This long list still does not capture what Bird really leaves to us.  His coming-of-age as a political scientist happened when scholars of Congress and state legislatures alike were heavily invested in a vision of good government that transcended partisanship.  Bird was blunt and honest about politics, which he loved.  He particularly liked to quote an old-fashioned cartoon character named “Mr. Dooley,” who said, “politics ain’t beanbag.” He meant that it is not just a game, and it can be ruthless.  Yet Bird also believed that the whole point of the political process was making public policy, which helped people live better lives. In his 1994 book Time, Politics, and Policies, he worked with leaders in both parties to thoroughly document the Kansas Legislature’s short sessions and its last-minute rush to pass a budget, which happens nearly every year.  It happens in Congress and in other states as well.  The book remains a classic, but the problem he documented has not improved. 

Loomis’ legacy is in serious jeopardy today.  The current political climate prioritizes scoring political points over making good policy.  Meanwhile, in academia, civic engagement such as giving talks, serving on boards, and writing newspaper columns is downplayed or even actively discouraged in some circles, particularly at prestigious research universities.  There, faculty too often view such activities as beneath them, and tenure and promotion documents give little to no credit for them.  As a discipline, we are learning “more and more about less and less,” to quote another old-school political scientist, James Q. Wilson.   

As political scientists, we must all take heed from Bird’s example.  Research must be academically rigorous and well-sourced, but also engage real politics, real problems, and real people.  Civic engagement is a fundamental part of our job, not a distraction.  Scholarship and service compliment each other. 

Bird was a serious, well-respected, accomplished academic. In our projects together, sometimes he would gently chide me for focusing too much on my play-by-play analysis of political stories and current events.  He would remind me that it is also our job to develop academic theories and models to explain what was happening.  He was right.  For two decades, his feedback helped make me a better writer and a better political scientist–and I am just one of many, including legions of his former students from KU, members of the community, and colleagues.   

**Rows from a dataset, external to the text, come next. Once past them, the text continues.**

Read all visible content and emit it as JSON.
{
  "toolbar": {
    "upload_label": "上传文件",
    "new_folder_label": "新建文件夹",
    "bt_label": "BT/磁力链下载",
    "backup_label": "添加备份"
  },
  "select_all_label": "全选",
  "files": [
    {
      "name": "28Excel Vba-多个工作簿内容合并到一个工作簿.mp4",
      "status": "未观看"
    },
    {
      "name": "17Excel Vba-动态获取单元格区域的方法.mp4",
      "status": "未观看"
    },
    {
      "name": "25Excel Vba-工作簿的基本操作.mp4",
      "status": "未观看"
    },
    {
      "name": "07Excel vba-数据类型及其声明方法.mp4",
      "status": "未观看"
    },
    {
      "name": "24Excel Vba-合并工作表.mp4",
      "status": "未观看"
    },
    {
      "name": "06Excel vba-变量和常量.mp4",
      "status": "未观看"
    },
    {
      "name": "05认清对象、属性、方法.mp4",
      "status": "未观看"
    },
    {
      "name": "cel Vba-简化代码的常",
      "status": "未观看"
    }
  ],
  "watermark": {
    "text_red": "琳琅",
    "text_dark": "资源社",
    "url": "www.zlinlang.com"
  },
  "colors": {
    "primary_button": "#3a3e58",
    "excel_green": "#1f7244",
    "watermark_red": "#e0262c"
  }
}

There are some in political science that seek to disengage ourselves, either ignoring our nation’s deeply fractured political climate, or treating it only as source material for research.  That is not what Bird would have done.  We can all honor his legacy by staying up to date and well-read in political science, but also deeply engaged in the affairs of our communities, state, nation, and world. 


About the Author

Michael A. Smith is Professor of Political Science and Chair of Social Sciences at Emporia State University.  He has authored or co-authored three books, the most recent of which is co-authored with two Emporia State colleagues, Drs. Bob Grover and Rob Catlett.  It is entitled Low Taxes and Small Government: The Brownback Experiment in Kansas and was released by Lexington in 2019.  He has other academic publications as well, and also writes newspaper columns carried throughout Kansas as part of the Insight Kansas group and blogs for the MPSA. Michael appears occasionally on television and radio in Kansas and western Missouri to discuss state and national politics.  He was an expert witness for the plantiff in the Bednasek v Kobach case, decided together with Fish v Kobach by the federal district court for Kansas in 2018.  Michael teaches courses in American politics, state and local government, and political philosophy. He received his Ph.D. from the University of Missouri in 2000. Follow Michael on Twitter